‘I don’t care if you use my name:’ Survivors of abuse find strength in local group

The conversation begins on the condition of anonymity, the topic a deeply personal and painful one for this man – his abuse as a teenager at the hands of a Catholic priest. He’s come to Harrisonburg to meet with a group of fellow survivors of sexual abuse. The group is part of the Survivors Network of those Abused by Priests or “SNAP,” a national organization with a mission to “Protect the vulnerable. Heal the wounded. Expose the truth.”

“I couldn’t wait to get here,” the man says of the Harrisonburg SNAP group. “It’s been a lifeline. Literally, a lifeline.”

Founded in 1989 to work with those abused by members of the Catholic Church, SNAP became well known after the Oscar-winning 2015 film Spotlight.

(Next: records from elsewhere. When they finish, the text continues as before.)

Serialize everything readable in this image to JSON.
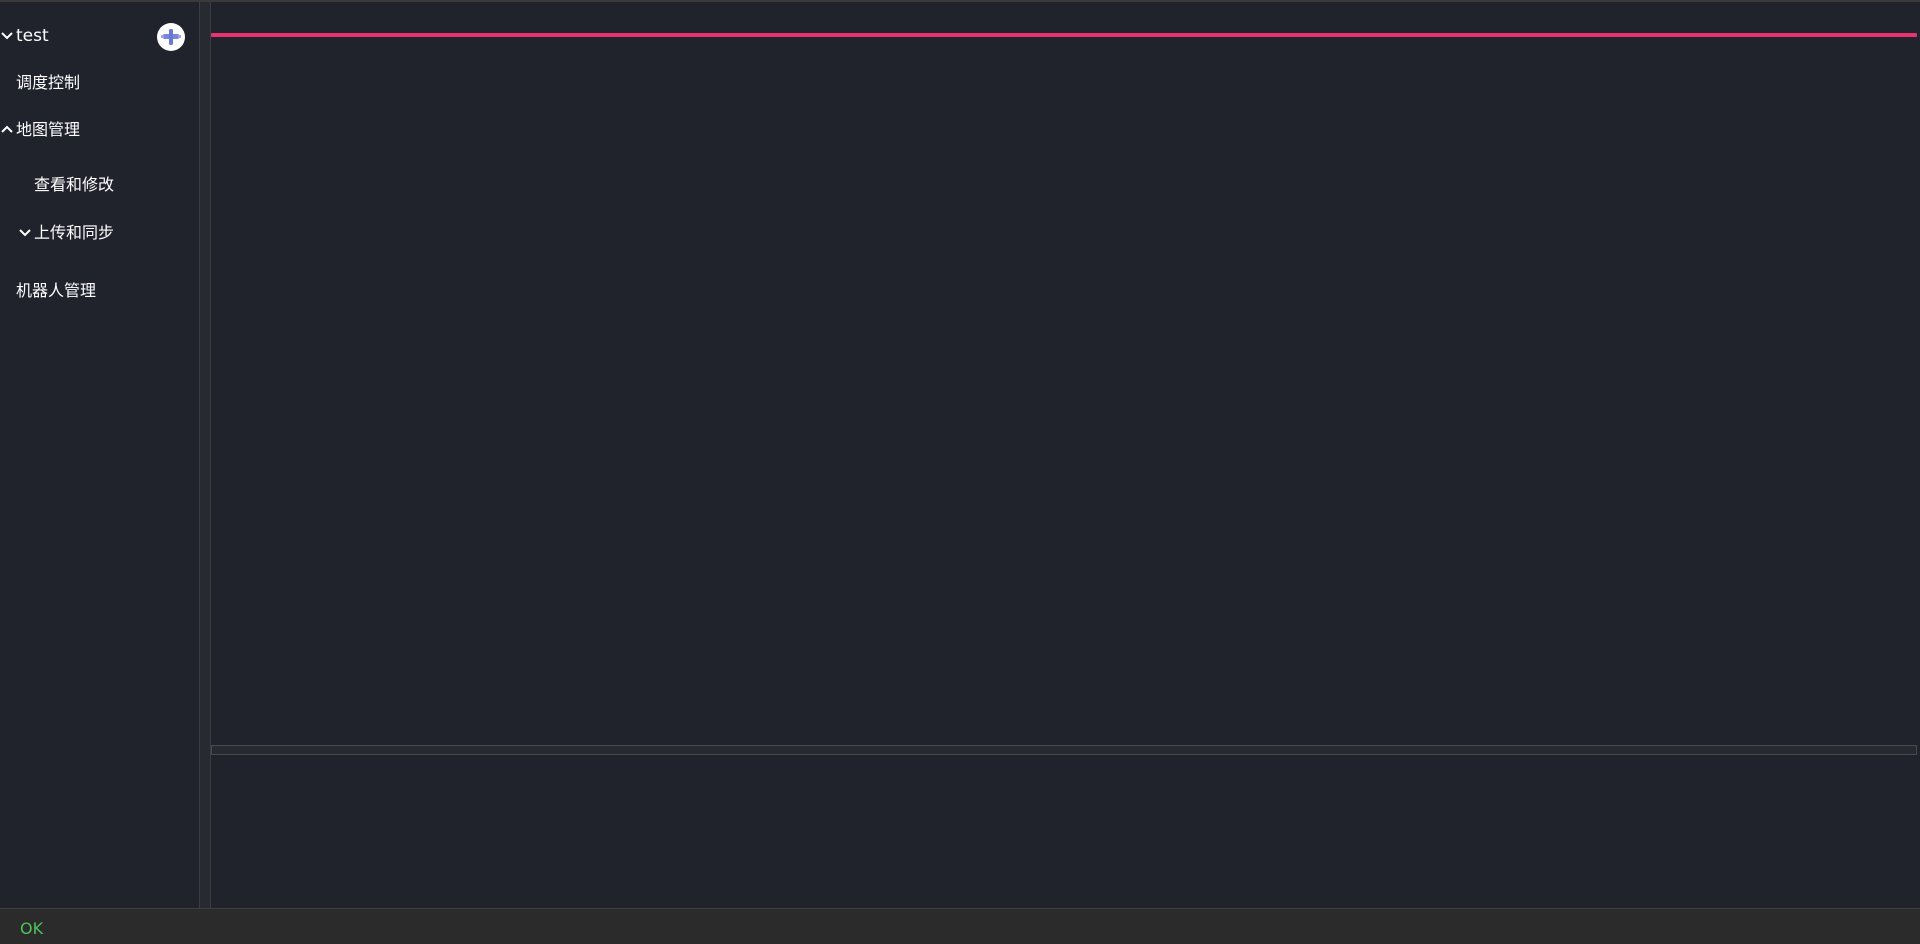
{
  "sidebar": {
    "project": {
      "label": "test",
      "expanded": true
    },
    "items": [
      {
        "label": "调度控制"
      },
      {
        "label": "地图管理",
        "expanded": true
      },
      {
        "label": "查看和修改"
      },
      {
        "label": "上传和同步",
        "expanded": false
      },
      {
        "label": "机器人管理"
      }
    ],
    "add_button_icon": "add-robot-icon"
  },
  "main": {
    "accent_color": "#e8336f"
  },
  "status_bar": {
    "text": "OK",
    "color": "#4fc35c"
  }
}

The film is about The Boston Globe‘s 2003 Pulitzer Prize-winning investigation into abuse within the city’s Catholic churches, which journalists worked with members of SNAP to report.

Over the last two decades, the organization has opened up to survivors from outside the Catholic faith, including other religious groups and people who suffered abuse in organizations like the Boy Scouts. It now has over 25,000 members worldwide.

“In some ways, from the very beginning, it was always a philosophy of we didn’t check I.D.s at the door. We welcomed all survivors,” said Tim Lennon, president of SNAP’s board of directors. “In the recent period I have talked to people from the gymnast community, Buddhists, victims of Hollywood producers, all in the effort to help them establish their own kind of networks. So it’s pretty broad and we’re pretty welcoming.”

The Harrisonburg group was the first founded for survivors of abuse in the Mennonite church. One of its founders, Barbra Graber, was abused as a child by her father and other members of the Mennonite comm...

Read the rest of the story here.

SNAP Network is a GuideStar Gold Participant